Data in this exercise:
+ + + + + + +

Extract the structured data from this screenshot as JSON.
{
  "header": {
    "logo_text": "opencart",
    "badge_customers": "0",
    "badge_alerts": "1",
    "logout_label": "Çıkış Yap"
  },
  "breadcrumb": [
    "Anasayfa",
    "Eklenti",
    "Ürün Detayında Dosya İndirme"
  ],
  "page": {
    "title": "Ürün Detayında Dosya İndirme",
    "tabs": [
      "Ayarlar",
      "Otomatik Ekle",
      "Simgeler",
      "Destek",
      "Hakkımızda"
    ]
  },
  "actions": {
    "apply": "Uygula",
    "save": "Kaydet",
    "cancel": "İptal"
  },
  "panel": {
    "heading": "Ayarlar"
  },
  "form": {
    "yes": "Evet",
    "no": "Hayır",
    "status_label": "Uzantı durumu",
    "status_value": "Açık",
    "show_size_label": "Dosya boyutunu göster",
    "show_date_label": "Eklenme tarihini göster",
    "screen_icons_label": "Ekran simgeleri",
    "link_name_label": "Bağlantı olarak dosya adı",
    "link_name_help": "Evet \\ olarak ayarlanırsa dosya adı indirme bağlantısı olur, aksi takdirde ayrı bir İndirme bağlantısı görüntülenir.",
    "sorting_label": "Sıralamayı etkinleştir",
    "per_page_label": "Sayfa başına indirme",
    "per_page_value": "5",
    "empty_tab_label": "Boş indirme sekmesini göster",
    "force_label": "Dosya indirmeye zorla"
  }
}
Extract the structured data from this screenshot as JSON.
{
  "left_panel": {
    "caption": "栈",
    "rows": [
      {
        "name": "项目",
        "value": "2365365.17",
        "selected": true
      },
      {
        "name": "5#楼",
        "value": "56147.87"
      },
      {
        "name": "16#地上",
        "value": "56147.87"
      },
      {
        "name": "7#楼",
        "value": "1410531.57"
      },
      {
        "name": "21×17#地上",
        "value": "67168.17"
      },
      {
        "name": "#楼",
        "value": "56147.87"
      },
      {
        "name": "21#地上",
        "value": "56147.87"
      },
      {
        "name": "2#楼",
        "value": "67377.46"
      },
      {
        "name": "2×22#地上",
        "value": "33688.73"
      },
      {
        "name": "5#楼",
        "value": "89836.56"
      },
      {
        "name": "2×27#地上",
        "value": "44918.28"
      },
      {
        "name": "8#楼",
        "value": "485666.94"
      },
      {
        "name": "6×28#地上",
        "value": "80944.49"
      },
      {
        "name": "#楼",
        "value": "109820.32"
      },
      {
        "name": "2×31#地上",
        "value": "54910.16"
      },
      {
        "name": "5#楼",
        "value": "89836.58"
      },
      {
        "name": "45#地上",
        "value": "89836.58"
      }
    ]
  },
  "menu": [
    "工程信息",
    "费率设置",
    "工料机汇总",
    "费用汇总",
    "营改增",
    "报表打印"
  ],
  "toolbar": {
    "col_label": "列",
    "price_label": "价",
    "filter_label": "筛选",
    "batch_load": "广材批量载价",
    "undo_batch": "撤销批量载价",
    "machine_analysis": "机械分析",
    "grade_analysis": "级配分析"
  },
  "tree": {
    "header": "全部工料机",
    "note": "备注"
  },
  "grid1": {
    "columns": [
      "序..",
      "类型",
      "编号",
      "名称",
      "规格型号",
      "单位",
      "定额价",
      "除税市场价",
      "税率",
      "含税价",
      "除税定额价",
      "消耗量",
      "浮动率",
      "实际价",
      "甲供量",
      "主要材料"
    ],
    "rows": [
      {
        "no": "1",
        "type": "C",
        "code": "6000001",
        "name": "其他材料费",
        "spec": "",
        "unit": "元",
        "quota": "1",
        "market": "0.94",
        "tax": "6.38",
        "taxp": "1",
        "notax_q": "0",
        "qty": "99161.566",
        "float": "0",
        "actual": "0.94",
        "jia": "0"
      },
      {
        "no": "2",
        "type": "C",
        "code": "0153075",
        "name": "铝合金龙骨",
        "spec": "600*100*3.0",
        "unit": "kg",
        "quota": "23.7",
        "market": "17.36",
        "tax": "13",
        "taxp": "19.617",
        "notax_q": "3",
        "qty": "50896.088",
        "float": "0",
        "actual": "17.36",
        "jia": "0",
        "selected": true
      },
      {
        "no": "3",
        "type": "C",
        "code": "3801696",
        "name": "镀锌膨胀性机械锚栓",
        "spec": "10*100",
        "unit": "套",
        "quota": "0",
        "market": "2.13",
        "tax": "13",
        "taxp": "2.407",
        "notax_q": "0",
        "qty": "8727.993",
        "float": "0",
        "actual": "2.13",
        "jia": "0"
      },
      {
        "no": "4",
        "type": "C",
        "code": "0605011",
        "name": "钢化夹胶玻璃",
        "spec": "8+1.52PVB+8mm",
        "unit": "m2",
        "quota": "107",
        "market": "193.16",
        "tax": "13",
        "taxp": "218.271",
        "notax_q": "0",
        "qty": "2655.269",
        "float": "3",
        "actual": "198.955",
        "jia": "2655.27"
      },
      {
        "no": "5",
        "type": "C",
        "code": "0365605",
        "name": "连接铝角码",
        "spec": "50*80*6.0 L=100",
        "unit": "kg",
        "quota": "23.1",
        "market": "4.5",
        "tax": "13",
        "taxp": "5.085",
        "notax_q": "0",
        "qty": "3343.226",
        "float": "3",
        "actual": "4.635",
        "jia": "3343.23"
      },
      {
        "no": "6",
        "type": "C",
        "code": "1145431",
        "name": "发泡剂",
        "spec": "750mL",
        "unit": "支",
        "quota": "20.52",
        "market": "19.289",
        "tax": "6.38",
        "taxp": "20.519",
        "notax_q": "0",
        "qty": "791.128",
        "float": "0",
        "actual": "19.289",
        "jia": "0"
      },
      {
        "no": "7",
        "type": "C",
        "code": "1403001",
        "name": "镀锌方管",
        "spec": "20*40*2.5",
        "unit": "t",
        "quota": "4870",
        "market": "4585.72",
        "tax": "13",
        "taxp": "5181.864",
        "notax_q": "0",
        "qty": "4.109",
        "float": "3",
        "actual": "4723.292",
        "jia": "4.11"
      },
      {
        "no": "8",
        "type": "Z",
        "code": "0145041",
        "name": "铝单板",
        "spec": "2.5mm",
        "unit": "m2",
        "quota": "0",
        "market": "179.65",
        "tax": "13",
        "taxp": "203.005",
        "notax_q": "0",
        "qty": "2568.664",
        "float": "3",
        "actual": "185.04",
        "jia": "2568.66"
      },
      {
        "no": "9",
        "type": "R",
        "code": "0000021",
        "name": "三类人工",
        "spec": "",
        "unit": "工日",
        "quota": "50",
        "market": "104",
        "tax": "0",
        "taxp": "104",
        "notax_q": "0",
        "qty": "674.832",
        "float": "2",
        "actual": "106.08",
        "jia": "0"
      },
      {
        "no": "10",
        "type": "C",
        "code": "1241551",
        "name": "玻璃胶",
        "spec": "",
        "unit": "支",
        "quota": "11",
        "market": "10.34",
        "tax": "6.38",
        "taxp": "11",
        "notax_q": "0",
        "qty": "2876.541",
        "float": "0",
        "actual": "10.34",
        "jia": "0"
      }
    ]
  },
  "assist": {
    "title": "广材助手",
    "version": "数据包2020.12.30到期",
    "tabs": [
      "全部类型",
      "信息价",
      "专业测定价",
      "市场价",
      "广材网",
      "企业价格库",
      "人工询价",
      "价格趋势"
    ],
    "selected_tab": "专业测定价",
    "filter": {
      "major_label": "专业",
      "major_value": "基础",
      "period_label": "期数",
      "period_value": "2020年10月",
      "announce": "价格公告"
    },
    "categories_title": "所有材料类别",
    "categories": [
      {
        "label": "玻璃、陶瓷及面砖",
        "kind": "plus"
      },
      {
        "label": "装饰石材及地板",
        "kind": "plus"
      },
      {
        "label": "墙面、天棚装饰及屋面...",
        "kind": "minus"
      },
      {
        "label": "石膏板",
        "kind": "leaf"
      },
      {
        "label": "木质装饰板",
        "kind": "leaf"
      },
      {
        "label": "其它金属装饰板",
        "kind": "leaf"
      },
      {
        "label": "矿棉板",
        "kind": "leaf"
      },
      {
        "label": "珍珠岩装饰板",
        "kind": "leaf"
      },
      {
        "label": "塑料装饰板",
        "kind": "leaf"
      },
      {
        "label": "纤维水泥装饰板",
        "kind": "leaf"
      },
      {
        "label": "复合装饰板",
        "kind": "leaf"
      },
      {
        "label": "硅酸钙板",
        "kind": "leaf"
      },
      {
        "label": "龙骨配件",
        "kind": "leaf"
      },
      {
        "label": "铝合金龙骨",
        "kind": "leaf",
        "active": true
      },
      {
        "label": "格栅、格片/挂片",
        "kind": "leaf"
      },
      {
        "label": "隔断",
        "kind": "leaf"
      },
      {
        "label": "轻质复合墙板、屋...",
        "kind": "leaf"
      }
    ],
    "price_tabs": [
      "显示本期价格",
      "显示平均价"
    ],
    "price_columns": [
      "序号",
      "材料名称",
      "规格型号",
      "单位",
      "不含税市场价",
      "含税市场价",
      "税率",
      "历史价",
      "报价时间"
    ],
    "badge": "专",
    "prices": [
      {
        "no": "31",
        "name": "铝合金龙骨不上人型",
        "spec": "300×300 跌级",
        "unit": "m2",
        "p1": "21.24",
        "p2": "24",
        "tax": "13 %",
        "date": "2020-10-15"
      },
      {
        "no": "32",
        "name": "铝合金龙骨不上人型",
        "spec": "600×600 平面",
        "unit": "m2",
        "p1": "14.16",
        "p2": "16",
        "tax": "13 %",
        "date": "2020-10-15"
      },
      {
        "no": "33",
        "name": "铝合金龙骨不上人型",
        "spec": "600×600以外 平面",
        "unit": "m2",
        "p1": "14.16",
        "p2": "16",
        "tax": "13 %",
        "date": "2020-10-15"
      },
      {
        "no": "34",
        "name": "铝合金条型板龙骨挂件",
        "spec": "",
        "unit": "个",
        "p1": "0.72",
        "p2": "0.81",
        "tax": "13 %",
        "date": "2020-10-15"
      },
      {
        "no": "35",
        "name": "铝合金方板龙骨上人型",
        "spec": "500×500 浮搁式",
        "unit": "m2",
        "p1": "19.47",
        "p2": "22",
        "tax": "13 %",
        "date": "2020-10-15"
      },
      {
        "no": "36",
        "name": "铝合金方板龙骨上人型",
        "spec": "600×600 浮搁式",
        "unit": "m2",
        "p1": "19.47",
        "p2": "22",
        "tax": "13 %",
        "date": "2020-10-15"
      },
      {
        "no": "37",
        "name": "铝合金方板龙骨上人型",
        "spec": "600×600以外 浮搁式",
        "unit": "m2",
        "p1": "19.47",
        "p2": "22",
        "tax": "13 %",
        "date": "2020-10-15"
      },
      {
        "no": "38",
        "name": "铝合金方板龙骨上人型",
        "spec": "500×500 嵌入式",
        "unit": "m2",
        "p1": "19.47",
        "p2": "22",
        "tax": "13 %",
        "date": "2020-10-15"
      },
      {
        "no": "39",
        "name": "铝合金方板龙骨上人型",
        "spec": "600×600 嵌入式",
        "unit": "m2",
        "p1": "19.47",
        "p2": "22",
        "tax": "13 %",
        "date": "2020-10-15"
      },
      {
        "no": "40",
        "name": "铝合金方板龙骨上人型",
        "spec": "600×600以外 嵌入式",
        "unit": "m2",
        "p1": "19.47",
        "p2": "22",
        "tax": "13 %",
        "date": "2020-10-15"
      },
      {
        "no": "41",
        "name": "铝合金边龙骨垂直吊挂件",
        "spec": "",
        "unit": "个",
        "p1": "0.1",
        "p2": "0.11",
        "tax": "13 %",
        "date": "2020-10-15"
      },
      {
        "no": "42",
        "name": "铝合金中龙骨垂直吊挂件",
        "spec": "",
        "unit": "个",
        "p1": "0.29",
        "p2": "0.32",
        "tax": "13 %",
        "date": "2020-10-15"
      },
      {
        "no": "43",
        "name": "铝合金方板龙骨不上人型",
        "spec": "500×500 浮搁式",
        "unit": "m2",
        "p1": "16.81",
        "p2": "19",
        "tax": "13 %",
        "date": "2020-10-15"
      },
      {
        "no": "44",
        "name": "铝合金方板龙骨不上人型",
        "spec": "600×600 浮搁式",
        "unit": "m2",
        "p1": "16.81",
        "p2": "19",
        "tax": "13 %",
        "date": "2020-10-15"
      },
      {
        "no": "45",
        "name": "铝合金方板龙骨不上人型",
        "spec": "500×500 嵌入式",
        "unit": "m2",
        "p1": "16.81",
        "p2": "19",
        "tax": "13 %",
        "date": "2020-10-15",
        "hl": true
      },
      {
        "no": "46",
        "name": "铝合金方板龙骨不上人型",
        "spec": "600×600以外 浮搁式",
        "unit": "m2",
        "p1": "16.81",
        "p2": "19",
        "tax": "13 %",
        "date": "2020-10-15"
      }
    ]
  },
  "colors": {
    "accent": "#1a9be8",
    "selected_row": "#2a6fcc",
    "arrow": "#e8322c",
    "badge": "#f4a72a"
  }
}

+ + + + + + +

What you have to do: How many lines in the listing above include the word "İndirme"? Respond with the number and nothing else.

Answer to this problem: 3